Rosemary Brooks

By Aisa Aiyer, Carly Irestone, Garth Saloner, Alex Tauber
2005 | Case No. E206
The vignette starts by presenting Rosemary Brooks’ background. After seven years at Lockheed, Brooks was interested in joining a company where she could take more of a “customer facing” role. Brooks’ healthy appetite for risk, her desire to make an impact, and the growing number of opportunities in technology drew her to this sector. In 1995, she joined Formtek. During the next five years, Brooks worked for three small technology companies. In 2000, after Epiphany’s (the third technology startup where Brooks worked at) IPO and the burst of the technology bubble, Brooks was “really tired” and ready for a break. She took two years off to spend time with her son. After a two year hiatus, Brooks heard about an opportunity at a start-up called chinablue. Brooks met with Richard Wong, the company’s founder, to learn more about the startup. Wong founded the company in 2000 with the intent of bringing “Shanghai Style” consumer products to the United States via a luxury lifestyle brand. Soon, Wong asks Brooks to partner with him and become the CEO of the company. Brooks used four criteria to evaluate the chinablue opportunity. She first examined how well her skills fit with the opportunity. Second, she evaluated if the economics of the business model were sound. Third, she considered the immediate funding needs of the company. Lastly, Brooks imagined how well a Brooks/Wong partnership could work.

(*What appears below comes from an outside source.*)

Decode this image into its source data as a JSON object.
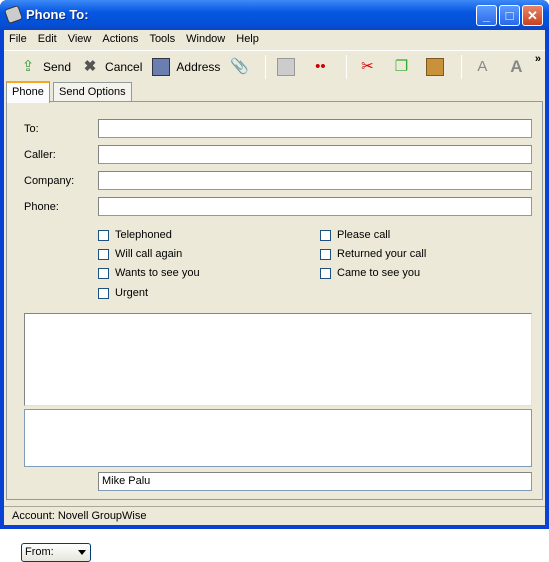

This material is available for download by current Stanford GSB students, faculty, and staff, as well as Stanford University alumni. For inquires, contact the Case Writing Officeopen in new window. Download
Available for Purchase